[Your instructions]: Without changing anything, copy out each entry.

App and web page records
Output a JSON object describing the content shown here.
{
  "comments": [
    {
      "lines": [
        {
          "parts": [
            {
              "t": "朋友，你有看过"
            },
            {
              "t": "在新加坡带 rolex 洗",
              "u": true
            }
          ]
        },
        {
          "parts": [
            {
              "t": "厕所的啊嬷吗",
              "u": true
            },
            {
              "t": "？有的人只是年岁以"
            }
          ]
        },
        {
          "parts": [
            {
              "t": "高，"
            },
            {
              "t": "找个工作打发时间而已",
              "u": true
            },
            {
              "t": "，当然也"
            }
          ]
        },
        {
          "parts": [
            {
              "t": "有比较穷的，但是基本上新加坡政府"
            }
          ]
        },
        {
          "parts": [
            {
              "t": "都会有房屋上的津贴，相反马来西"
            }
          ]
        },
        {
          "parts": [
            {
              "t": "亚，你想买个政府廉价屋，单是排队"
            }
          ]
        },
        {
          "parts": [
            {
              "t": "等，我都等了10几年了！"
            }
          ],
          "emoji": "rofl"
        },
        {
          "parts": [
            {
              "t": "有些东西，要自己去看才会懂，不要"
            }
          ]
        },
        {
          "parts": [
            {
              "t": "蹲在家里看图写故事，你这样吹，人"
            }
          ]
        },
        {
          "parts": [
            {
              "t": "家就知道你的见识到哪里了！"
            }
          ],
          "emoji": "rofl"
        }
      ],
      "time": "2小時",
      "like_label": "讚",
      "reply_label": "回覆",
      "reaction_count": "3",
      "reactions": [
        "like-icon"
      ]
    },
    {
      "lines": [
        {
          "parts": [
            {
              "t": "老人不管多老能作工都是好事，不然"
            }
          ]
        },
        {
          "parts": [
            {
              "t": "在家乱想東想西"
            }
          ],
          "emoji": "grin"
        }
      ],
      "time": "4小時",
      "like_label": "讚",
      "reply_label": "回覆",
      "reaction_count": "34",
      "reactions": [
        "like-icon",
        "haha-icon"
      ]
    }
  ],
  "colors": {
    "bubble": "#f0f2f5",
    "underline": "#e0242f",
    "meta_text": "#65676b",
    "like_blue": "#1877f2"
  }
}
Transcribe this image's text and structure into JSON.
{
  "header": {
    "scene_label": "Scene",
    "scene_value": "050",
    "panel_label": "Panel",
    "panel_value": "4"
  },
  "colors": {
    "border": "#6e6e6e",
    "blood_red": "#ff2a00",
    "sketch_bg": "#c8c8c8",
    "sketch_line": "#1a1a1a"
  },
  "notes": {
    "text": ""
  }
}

[Expected output]:
Output a JSON object describing the content shown here.
{
  "comments": [
    {
      "lines": [
        {
          "parts": [
            {
              "t": "朋友，你有看过"
            },
            {
              "t": "在新加坡带 rolex 洗",
              "u": true
            }
          ]
        },
        {
          "parts": [
            {
              "t": "厕所的啊嬷吗",
              "u": true
            },
            {
              "t": "？有的人只是年岁以"
            }
          ]
        },
        {
          "parts": [
            {
              "t": "高，"
            },
            {
              "t": "找个工作打发时间而已",
              "u": true
            },
            {
              "t": "，当然也"
            }
          ]
        },
        {
          "parts": [
            {
              "t": "有比较穷的，但是基本上新加坡政府"
            }
          ]
        },
        {
          "parts": [
            {
              "t": "都会有房屋上的津贴，相反马来西"
            }
          ]
        },
        {
          "parts": [
            {
              "t": "亚，你想买个政府廉价屋，单是排队"
            }
          ]
        },
        {
          "parts": [
            {
              "t": "等，我都等了10几年了！"
            }
          ],
          "emoji": "rofl"
        },
        {
          "parts": [
            {
              "t": "有些东西，要自己去看才会懂，不要"
            }
          ]
        },
        {
          "parts": [
            {
              "t": "蹲在家里看图写故事，你这样吹，人"
            }
          ]
        },
        {
          "parts": [
            {
              "t": "家就知道你的见识到哪里了！"
            }
          ],
          "emoji": "rofl"
        }
      ],
      "time": "2小時",
      "like_label": "讚",
      "reply_label": "回覆",
      "reaction_count": "3",
      "reactions": [
        "like-icon"
      ]
    },
    {
      "lines": [
        {
          "parts": [
            {
              "t": "老人不管多老能作工都是好事，不然"
            }
          ]
        },
        {
          "parts": [
            {
              "t": "在家乱想東想西"
            }
          ],
          "emoji": "grin"
        }
      ],
      "time": "4小時",
      "like_label": "讚",
      "reply_label": "回覆",
      "reaction_count": "34",
      "reactions": [
        "like-icon",
        "haha-icon"
      ]
    }
  ],
  "colors": {
    "bubble": "#f0f2f5",
    "underline": "#e0242f",
    "meta_text": "#65676b",
    "like_blue": "#1877f2"
  }
}
Transcribe this image's text and structure into JSON.
{
  "header": {
    "scene_label": "Scene",
    "scene_value": "050",
    "panel_label": "Panel",
    "panel_value": "4"
  },
  "colors": {
    "border": "#6e6e6e",
    "blood_red": "#ff2a00",
    "sketch_bg": "#c8c8c8",
    "sketch_line": "#1a1a1a"
  },
  "notes": {
    "text": ""
  }
}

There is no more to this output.